**Data in this exercise:**
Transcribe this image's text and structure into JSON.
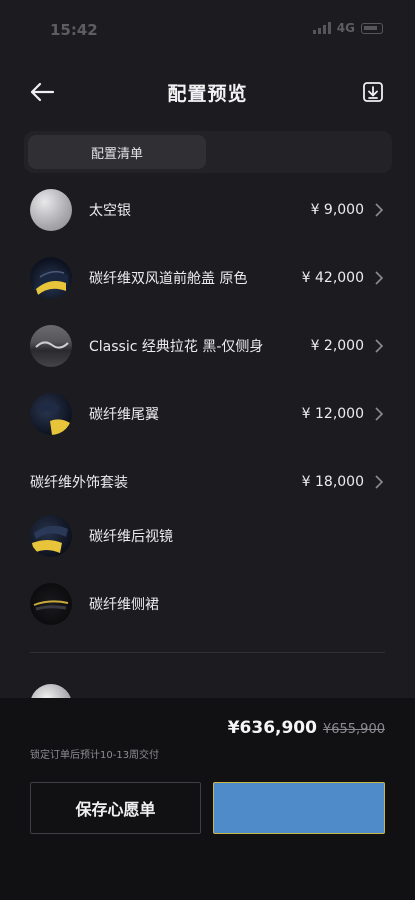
{
  "status_bar": {
    "time": "15:42",
    "network": "4G"
  },
  "header": {
    "title": "配置预览",
    "back_icon": "arrow-left-icon",
    "download_icon": "download-icon"
  },
  "tabs": [
    {
      "label": "配置清单",
      "active": true
    }
  ],
  "items": [
    {
      "label": "太空银",
      "price": "¥ 9,000",
      "thumb": "silver-swatch"
    },
    {
      "label": "碳纤维双风道前舱盖 原色",
      "price": "¥ 42,000",
      "thumb": "hood-thumbnail"
    },
    {
      "label": "Classic 经典拉花 黑-仅侧身",
      "price": "¥ 2,000",
      "thumb": "decal-thumbnail"
    },
    {
      "label": "碳纤维尾翼",
      "price": "¥ 12,000",
      "thumb": "wing-thumbnail"
    }
  ],
  "package": {
    "label": "碳纤维外饰套装",
    "price": "¥ 18,000",
    "sub_items": [
      {
        "label": "碳纤维后视镜",
        "thumb": "mirror-thumbnail"
      },
      {
        "label": "碳纤维侧裙",
        "thumb": "side-skirt-thumbnail"
      }
    ]
  },
  "footer": {
    "total_price": "¥636,900",
    "original_price": "¥655,900",
    "delivery_note": "锁定订单后预计10-13周交付",
    "save_button_label": "保存心愿单",
    "primary_button_label": ""
  },
  "colors": {
    "background": "#1c1c20",
    "footer_background": "#111113",
    "primary_button": "#4f8bc9",
    "primary_button_border": "#c9b64a"
  }
}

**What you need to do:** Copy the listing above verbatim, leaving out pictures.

**Finished exercise:**
Transcribe this image's text and structure into JSON.
{
  "status_bar": {
    "time": "15:42",
    "network": "4G"
  },
  "header": {
    "title": "配置预览",
    "back_icon": "arrow-left-icon",
    "download_icon": "download-icon"
  },
  "tabs": [
    {
      "label": "配置清单",
      "active": true
    }
  ],
  "items": [
    {
      "label": "太空银",
      "price": "¥ 9,000",
      "thumb": "silver-swatch"
    },
    {
      "label": "碳纤维双风道前舱盖 原色",
      "price": "¥ 42,000",
      "thumb": "hood-thumbnail"
    },
    {
      "label": "Classic 经典拉花 黑-仅侧身",
      "price": "¥ 2,000",
      "thumb": "decal-thumbnail"
    },
    {
      "label": "碳纤维尾翼",
      "price": "¥ 12,000",
      "thumb": "wing-thumbnail"
    }
  ],
  "package": {
    "label": "碳纤维外饰套装",
    "price": "¥ 18,000",
    "sub_items": [
      {
        "label": "碳纤维后视镜",
        "thumb": "mirror-thumbnail"
      },
      {
        "label": "碳纤维侧裙",
        "thumb": "side-skirt-thumbnail"
      }
    ]
  },
  "footer": {
    "total_price": "¥636,900",
    "original_price": "¥655,900",
    "delivery_note": "锁定订单后预计10-13周交付",
    "save_button_label": "保存心愿单",
    "primary_button_label": ""
  },
  "colors": {
    "background": "#1c1c20",
    "footer_background": "#111113",
    "primary_button": "#4f8bc9",
    "primary_button_border": "#c9b64a"
  }
}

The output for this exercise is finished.